`ARTISTS speak to us in a language that carries meaning that cannot be conveyed through words,'' says Elliot W. Eisner, professor of education and art at Stanford University, and one of the chief gurus behind discipline-based art education (DBAE). ``Will our children be able to understand what they have to say? Even more will they know their messages exist?'' he asks. Two years ago, the world's richest museum, the Getty in Malibu, began pushing the idea of using art as a multipurpose conduit for child development. The Getty Center recently held its second major national conference to gauge DBAE's progress.
``It's definitely a national trend,'' says Kellene Champlin, Director of Art Education for the Fulton County Schools in Atlanta. ``The approach is so comprehensive it's so unlike any of the smaller waves of the past such as the `creativity movement.' DBAE is here to stay.''
Among the gains in the past two years: Ten universities across the nation, from Ohio State to Cal State at Sacramento, have been using Getty grants of $25,000 to change the required course work for future, K-through-12 art teachers. ``Most art teachers are required to take between 75 and 90 percent of their courses in art production,'' says Leilani Duke, director of the Getty Center for Arts Education. ``These grants are getting university faculty to rethink such requirements toward more broadly discipline-based programs.''
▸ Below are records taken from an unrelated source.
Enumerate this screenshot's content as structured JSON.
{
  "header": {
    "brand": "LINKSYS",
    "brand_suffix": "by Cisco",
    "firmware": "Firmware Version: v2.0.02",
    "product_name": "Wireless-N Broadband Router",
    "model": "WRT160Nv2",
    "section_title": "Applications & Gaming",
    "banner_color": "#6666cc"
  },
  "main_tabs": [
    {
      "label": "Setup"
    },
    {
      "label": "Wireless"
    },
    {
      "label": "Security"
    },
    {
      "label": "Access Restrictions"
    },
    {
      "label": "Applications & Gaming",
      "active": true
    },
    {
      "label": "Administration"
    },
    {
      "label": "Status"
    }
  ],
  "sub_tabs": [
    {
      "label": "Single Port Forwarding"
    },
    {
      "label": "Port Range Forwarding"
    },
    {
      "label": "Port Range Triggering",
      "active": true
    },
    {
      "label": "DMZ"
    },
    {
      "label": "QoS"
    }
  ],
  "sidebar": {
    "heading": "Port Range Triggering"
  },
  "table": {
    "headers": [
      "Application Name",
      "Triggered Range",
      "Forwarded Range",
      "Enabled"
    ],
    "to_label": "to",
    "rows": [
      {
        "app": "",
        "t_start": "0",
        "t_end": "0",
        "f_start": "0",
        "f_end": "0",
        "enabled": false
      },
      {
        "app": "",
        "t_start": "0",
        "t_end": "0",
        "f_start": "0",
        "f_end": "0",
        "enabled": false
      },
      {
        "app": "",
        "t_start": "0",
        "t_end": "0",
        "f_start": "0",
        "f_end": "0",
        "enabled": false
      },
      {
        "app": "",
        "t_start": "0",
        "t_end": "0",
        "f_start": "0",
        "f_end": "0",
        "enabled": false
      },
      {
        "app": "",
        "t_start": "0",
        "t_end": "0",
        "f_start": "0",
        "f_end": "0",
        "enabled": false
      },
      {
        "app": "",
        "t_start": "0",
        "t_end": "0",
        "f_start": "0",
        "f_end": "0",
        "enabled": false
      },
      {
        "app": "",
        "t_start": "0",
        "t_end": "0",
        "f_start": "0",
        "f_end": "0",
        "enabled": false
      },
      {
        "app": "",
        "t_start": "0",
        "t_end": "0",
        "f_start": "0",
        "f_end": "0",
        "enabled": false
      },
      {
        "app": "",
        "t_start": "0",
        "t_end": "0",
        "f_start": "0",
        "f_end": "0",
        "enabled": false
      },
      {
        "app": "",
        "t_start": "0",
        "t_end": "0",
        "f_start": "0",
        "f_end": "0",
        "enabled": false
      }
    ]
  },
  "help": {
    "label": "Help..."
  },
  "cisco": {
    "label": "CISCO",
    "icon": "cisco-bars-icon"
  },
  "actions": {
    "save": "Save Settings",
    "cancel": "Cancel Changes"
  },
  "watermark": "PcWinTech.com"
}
The Getty also recently finalized a project with the 17 campuses of the California state university system for similar curricula-change programs. And the National Endowment for the Arts has embraced the idea in a prominent new report entitled, ``Towards Civilization.'' The endowment's recent budget sent up to Capitol Hill asks for an increase of $1 million for broad-based arts education.
The greatest hurdle to DBAE is a muddied understanding of what it has to offer. There is lack of understanding about the possible programs, and their adaptability to current programs.
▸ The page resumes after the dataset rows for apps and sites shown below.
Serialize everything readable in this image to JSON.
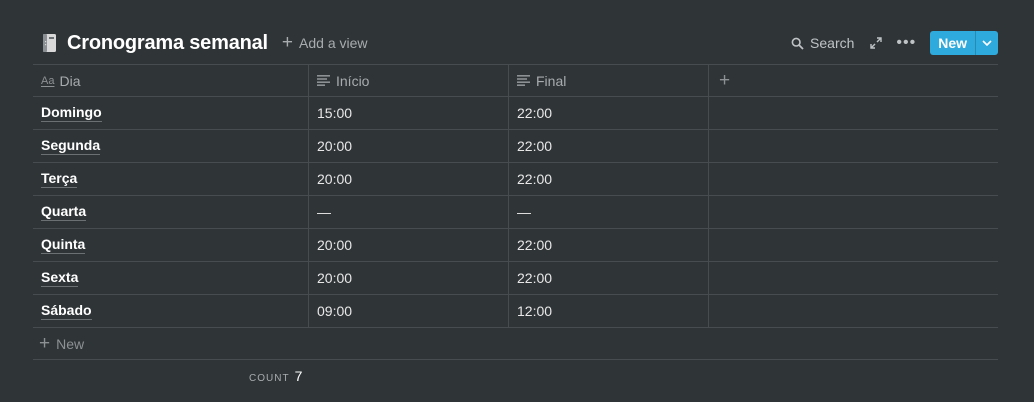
{
  "header": {
    "icon": "notebook-icon",
    "title": "Cronograma semanal",
    "add_view": "Add a view",
    "search": "Search",
    "new": "New"
  },
  "table": {
    "columns": [
      {
        "icon": "title-aa-icon",
        "icon_text": "Aa",
        "label": "Dia"
      },
      {
        "icon": "text-lines-icon",
        "label": "Início"
      },
      {
        "icon": "text-lines-icon",
        "label": "Final"
      }
    ],
    "rows": [
      {
        "dia": "Domingo",
        "inicio": "15:00",
        "final": "22:00"
      },
      {
        "dia": "Segunda",
        "inicio": "20:00",
        "final": "22:00"
      },
      {
        "dia": "Terça",
        "inicio": "20:00",
        "final": "22:00"
      },
      {
        "dia": "Quarta",
        "inicio": "—",
        "final": "—"
      },
      {
        "dia": "Quinta",
        "inicio": "20:00",
        "final": "22:00"
      },
      {
        "dia": "Sexta",
        "inicio": "20:00",
        "final": "22:00"
      },
      {
        "dia": "Sábado",
        "inicio": "09:00",
        "final": "12:00"
      }
    ],
    "new_row": "New"
  },
  "footer": {
    "count_label": "COUNT",
    "count_value": "7"
  },
  "colors": {
    "background": "#2f3437",
    "accent": "#2eaadc",
    "border": "#474c50"
  }
}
The basic Getty structure for implementing DBAE is three regional centers in California - Fresno, Sacramento, and Los Angeles - and one each in Ohio, Minnesota, Nebraska, Tennesee, and Florida. Each has a five-year grant to establish teacher institutes in their own state, and institutionalize the concept in statewide districts.
``What we're finding now is people are saying, `Where do we go, who do we talk to? rather than saying, `We don't want it.''' says Ms. Duke. ``The resistance and skepticism have died down.''